[Dataset rows describing interfaces]

[Start of Attachment]

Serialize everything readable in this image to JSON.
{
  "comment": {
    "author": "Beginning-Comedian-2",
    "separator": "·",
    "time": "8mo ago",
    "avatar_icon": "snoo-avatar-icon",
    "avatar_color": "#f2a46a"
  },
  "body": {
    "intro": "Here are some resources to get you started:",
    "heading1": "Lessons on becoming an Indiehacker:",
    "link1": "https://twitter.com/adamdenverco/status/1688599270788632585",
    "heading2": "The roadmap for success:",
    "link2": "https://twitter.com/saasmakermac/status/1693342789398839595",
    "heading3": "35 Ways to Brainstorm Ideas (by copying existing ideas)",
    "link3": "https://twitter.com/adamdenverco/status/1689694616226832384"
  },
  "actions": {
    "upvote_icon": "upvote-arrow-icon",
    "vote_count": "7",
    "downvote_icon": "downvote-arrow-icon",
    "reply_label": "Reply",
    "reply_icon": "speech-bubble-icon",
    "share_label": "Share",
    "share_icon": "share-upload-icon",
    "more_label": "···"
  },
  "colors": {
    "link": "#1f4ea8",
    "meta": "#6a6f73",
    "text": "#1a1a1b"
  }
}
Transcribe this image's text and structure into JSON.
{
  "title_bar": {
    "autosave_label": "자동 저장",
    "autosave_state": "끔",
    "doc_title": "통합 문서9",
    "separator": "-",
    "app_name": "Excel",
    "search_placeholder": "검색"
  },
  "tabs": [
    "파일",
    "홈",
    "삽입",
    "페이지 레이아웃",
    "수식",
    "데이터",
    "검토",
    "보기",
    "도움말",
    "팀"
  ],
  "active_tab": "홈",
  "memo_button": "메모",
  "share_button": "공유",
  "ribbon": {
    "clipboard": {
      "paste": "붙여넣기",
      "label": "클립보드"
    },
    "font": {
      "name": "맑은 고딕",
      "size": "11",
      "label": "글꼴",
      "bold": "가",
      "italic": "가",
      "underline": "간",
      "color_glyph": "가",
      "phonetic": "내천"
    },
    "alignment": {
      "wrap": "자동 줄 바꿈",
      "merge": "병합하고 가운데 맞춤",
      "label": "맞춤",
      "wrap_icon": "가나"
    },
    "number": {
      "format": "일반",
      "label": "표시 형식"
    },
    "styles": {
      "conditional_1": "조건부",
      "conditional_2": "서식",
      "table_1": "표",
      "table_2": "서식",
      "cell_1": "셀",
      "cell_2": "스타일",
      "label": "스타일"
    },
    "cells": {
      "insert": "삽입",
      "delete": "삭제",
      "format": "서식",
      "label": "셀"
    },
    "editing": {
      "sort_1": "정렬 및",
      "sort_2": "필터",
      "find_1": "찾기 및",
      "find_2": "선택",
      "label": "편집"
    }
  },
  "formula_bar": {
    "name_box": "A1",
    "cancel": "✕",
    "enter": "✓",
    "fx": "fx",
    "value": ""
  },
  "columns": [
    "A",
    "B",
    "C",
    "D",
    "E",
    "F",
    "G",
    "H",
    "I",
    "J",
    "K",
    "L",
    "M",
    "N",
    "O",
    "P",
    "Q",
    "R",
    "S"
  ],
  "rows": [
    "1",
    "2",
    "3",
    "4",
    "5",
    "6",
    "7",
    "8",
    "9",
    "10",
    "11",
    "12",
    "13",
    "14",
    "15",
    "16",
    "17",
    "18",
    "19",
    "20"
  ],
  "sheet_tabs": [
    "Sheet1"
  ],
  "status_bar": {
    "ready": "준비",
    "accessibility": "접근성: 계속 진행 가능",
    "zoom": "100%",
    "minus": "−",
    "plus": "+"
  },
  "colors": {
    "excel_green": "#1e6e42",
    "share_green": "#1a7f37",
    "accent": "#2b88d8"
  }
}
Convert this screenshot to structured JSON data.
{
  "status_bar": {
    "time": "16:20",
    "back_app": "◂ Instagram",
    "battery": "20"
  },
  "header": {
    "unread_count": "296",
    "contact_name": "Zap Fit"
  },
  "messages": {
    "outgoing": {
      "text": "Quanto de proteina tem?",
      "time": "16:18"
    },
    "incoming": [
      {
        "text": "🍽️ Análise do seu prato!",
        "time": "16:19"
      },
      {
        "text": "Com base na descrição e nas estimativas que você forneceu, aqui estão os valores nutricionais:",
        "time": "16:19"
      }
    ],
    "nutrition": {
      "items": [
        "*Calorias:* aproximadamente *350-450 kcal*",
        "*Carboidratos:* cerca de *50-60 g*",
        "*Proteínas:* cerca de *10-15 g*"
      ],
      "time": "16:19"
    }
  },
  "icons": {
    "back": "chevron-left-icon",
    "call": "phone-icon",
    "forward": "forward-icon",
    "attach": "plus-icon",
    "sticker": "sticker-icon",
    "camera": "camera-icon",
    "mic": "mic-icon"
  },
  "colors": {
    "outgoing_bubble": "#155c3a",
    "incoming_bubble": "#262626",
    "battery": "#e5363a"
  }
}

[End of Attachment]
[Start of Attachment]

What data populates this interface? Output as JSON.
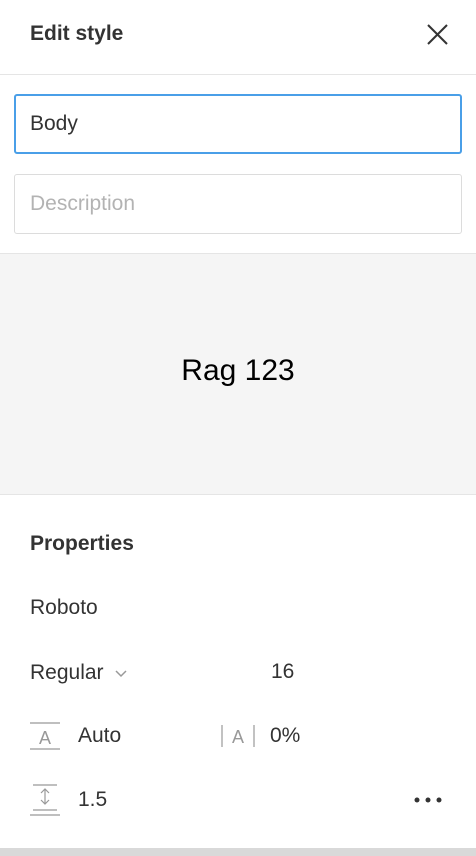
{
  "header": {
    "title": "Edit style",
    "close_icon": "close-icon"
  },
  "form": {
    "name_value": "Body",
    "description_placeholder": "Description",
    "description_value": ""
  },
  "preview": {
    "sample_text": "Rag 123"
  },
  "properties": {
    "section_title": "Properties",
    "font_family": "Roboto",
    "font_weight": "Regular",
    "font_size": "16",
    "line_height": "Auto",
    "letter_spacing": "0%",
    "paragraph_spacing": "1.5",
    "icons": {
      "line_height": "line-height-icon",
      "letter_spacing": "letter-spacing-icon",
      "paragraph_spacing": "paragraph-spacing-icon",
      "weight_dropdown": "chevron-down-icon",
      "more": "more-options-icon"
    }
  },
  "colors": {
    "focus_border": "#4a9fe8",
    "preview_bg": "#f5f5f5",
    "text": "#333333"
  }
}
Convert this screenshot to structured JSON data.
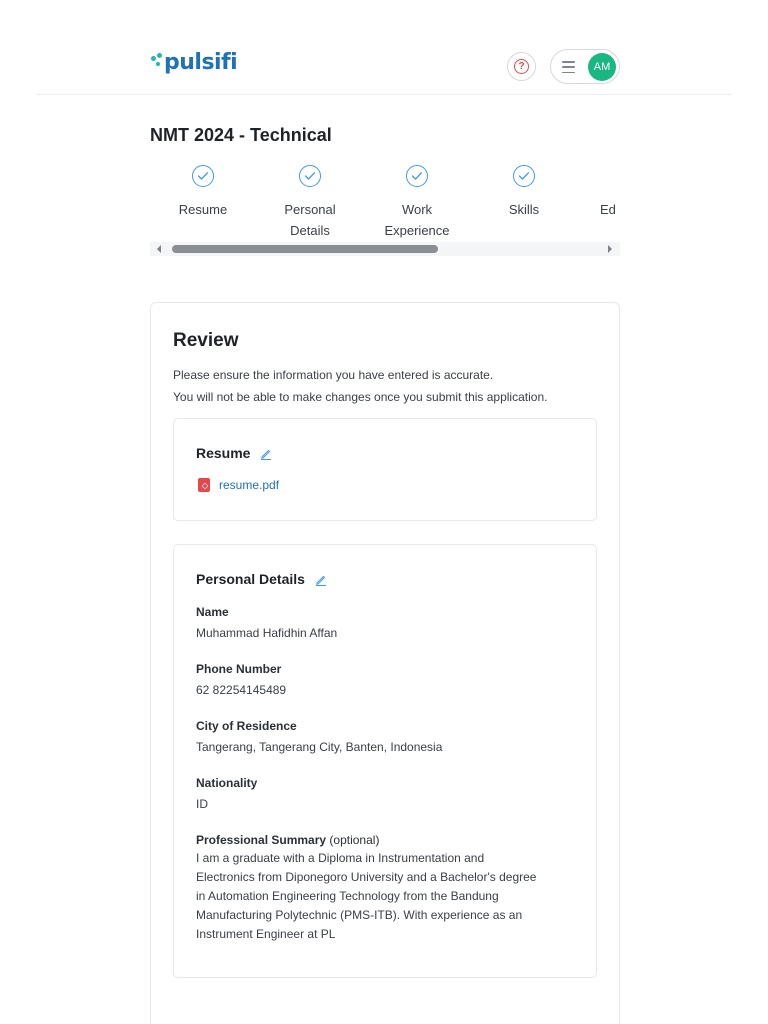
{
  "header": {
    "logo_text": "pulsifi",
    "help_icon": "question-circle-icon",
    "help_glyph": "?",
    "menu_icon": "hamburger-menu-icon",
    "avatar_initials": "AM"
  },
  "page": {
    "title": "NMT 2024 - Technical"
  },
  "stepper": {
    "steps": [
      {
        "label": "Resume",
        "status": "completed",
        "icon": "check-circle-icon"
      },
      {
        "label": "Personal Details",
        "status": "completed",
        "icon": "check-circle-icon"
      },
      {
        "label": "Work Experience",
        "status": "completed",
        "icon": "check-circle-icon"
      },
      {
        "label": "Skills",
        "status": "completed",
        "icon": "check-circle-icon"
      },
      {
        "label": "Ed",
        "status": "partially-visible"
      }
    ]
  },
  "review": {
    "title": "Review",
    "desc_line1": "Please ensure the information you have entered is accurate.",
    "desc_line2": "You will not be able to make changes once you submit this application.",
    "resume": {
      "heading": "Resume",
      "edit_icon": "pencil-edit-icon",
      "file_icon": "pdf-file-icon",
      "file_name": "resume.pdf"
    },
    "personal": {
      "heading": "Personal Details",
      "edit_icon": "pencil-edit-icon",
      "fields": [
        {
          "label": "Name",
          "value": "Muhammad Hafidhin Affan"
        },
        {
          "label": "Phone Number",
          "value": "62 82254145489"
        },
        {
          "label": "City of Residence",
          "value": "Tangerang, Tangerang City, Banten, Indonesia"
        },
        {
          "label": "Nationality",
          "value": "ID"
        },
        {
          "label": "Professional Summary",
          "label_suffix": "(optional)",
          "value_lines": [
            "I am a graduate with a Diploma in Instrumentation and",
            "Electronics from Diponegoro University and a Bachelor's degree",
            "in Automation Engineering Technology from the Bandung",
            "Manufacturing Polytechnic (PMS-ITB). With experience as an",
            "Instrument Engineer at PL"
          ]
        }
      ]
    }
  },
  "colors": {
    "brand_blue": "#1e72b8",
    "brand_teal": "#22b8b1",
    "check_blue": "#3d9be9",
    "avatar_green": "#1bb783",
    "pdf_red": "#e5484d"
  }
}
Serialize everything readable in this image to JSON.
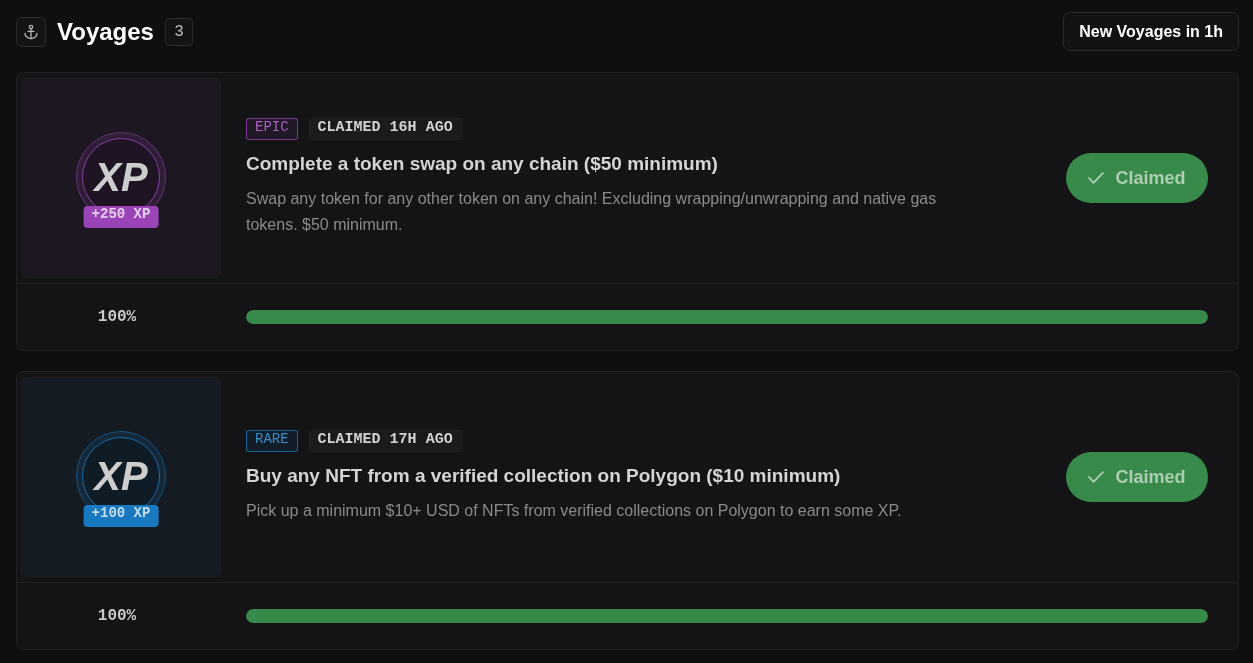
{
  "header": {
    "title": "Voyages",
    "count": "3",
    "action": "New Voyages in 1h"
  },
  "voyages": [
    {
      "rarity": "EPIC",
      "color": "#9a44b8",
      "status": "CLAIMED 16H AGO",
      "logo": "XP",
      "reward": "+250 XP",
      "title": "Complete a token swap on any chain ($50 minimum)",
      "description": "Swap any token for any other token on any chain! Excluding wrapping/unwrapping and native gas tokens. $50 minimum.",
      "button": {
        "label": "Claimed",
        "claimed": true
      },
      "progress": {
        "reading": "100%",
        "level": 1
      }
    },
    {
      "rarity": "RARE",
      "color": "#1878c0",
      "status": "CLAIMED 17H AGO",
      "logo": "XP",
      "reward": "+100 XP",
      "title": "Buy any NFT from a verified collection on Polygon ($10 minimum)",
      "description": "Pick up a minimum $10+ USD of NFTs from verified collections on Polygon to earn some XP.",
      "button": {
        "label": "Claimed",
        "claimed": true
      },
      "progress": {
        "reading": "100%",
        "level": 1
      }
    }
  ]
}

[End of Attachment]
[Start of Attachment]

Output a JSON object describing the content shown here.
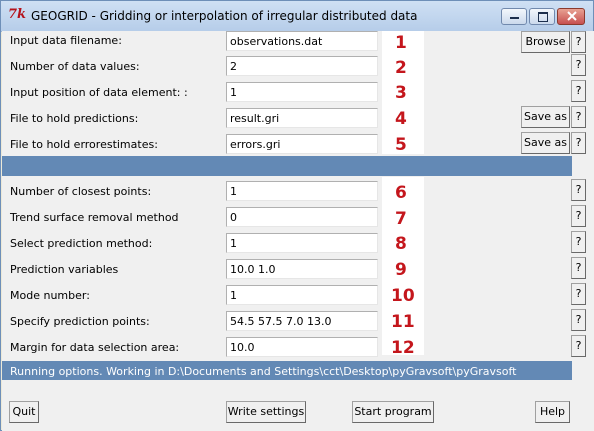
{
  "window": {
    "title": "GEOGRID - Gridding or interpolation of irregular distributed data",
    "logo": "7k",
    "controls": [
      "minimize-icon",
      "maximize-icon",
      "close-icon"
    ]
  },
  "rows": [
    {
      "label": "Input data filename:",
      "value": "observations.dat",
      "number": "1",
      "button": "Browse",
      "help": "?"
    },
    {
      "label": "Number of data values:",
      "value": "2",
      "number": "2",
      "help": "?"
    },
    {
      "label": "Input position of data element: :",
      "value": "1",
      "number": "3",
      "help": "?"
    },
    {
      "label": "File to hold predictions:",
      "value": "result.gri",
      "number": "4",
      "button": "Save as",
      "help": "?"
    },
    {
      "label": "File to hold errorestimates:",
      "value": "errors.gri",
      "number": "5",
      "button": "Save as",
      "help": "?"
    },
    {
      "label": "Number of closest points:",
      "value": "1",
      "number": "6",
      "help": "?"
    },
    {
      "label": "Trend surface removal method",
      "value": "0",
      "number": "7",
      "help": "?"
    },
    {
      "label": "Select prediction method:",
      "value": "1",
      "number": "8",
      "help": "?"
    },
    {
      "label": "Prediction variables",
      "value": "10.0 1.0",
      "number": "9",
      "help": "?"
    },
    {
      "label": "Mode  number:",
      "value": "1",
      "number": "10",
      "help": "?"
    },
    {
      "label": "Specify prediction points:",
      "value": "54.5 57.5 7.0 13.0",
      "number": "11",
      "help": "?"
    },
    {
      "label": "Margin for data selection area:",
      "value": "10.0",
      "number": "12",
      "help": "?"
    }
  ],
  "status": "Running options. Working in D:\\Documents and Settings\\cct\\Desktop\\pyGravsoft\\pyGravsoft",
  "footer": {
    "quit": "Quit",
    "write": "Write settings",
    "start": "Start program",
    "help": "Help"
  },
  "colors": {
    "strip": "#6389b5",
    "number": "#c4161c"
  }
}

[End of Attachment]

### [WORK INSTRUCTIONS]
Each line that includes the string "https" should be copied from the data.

### [RESULT BELOW]
    "link1": "https://twitter.com/adamdenverco/status/1688599270788632585",
    "link2": "https://twitter.com/saasmakermac/status/1693342789398839595",
    "link3": "https://twitter.com/adamdenverco/status/1689694616226832384"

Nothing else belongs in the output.